WHAT IS BEING ASKED -> Please filter the entries for the word "this" and copy every line that has it.

Data extracted from a collection:
• • • •

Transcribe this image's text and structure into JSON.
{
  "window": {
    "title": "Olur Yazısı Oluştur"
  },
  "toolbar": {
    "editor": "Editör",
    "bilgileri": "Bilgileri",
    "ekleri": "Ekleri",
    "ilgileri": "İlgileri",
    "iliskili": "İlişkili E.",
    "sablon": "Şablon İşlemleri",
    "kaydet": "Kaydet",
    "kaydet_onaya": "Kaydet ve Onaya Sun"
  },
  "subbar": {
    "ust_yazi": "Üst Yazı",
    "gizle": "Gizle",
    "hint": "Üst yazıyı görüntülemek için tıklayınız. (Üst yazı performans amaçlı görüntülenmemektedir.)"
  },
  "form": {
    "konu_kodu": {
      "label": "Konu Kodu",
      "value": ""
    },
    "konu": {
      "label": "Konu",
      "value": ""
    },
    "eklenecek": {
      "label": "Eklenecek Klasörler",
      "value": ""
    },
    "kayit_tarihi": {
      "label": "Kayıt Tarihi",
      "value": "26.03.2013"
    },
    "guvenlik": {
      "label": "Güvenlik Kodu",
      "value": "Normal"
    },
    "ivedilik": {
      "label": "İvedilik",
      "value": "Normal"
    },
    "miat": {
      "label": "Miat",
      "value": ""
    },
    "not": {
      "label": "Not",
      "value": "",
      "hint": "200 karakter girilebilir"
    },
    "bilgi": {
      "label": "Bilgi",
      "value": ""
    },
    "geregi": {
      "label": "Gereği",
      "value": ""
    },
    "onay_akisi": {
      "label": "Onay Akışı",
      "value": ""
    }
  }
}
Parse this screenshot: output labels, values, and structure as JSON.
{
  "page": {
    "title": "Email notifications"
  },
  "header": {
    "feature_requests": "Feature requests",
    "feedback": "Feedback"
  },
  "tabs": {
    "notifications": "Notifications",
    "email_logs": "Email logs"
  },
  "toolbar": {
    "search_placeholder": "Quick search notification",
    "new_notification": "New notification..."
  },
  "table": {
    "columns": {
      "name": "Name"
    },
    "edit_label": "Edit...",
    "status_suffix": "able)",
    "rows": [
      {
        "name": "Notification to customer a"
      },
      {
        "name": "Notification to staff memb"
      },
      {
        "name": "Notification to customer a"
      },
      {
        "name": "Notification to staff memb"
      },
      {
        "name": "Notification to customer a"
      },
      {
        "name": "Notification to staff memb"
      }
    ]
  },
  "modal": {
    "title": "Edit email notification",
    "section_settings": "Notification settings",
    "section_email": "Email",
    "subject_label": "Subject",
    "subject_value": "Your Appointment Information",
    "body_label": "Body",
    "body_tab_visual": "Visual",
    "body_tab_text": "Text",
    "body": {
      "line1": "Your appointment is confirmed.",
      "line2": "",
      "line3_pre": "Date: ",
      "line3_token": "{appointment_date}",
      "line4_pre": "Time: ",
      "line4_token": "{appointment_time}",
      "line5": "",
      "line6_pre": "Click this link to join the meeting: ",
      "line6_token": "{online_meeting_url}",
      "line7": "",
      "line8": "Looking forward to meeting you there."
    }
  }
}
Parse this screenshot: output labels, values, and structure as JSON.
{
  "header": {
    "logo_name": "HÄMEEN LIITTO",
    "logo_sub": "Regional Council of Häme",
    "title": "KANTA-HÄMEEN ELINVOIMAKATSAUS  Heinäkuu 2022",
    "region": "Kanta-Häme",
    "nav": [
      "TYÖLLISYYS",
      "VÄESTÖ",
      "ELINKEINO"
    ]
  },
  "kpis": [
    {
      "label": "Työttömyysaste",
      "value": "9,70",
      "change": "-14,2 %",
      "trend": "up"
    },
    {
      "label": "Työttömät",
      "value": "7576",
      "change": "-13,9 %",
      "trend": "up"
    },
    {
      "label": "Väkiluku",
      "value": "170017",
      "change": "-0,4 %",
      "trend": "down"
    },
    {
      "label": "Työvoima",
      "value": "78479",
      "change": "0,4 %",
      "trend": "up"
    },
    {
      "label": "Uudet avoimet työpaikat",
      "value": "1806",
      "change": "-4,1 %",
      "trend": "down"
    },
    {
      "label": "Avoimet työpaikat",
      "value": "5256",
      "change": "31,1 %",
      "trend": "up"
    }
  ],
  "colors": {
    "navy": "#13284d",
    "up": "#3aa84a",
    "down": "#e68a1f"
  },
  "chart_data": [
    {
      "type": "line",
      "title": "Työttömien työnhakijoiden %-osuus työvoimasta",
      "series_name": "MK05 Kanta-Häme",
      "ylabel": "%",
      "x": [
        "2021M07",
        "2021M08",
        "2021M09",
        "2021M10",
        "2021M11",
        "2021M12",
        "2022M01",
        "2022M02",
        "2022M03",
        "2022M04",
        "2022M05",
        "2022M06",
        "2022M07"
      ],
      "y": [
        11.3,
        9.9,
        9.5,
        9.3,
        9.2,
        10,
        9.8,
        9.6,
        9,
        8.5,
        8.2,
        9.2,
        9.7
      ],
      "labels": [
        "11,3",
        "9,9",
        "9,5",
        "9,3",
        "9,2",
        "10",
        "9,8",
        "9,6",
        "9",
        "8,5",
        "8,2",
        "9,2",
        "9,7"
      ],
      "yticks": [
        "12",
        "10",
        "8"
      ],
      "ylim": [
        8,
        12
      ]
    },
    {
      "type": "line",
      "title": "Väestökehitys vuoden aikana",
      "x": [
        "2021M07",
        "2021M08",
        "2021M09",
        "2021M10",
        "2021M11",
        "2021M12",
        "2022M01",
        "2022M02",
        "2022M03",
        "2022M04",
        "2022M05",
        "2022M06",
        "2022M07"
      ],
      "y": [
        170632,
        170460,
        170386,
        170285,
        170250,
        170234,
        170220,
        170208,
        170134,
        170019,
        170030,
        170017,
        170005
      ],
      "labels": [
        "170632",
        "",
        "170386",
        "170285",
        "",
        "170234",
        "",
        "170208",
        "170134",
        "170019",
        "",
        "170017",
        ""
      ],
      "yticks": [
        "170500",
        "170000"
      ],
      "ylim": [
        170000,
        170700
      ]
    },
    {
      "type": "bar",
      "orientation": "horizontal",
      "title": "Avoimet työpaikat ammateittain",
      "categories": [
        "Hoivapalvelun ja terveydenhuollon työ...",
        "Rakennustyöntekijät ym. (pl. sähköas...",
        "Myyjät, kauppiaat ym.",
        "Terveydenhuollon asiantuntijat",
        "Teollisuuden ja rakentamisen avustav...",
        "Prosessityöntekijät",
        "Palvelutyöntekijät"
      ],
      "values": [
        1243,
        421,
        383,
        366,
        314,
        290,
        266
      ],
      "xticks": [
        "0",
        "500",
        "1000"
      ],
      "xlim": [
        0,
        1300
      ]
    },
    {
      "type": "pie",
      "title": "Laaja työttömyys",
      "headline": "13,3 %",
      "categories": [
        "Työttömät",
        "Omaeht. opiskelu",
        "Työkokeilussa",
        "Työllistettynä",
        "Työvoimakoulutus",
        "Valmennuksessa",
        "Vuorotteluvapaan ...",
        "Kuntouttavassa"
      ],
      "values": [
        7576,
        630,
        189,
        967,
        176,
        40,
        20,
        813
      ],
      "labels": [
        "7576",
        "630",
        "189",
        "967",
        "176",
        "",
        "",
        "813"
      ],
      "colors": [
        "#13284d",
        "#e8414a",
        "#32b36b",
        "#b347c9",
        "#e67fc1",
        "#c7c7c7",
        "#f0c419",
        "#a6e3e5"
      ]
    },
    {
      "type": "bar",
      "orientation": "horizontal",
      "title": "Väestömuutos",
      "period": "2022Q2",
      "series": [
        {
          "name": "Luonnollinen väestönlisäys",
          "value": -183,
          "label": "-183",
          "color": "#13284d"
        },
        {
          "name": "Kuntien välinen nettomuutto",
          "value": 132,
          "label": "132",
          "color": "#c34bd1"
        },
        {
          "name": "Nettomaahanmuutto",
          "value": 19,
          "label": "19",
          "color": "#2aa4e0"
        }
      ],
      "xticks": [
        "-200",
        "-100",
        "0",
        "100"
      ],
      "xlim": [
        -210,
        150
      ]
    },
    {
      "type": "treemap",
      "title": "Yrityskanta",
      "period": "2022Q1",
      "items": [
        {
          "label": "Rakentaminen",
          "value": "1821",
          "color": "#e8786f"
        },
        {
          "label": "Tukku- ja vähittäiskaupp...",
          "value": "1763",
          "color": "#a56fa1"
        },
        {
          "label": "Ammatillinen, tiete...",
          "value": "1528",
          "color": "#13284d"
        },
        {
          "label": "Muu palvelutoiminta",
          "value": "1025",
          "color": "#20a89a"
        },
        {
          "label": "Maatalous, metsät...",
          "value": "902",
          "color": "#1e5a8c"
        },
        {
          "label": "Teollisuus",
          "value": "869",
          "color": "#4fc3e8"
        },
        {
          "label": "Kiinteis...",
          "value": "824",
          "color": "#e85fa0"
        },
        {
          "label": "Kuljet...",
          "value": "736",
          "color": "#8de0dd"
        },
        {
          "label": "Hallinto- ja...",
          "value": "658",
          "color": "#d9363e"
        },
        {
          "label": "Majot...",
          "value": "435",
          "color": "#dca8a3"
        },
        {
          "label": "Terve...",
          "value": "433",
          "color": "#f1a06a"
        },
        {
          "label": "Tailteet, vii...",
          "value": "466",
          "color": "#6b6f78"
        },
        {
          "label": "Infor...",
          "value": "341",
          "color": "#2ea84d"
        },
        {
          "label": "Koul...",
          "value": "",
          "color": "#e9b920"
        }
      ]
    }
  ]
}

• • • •

TASK SOLUTION ->
Transcribe this image's text and structure into JSON.
Parse this screenshot: output labels, values, and structure as JSON.
      "line6_pre": "Click this link to join the meeting: ",
Parse this screenshot: output labels, values, and structure as JSON.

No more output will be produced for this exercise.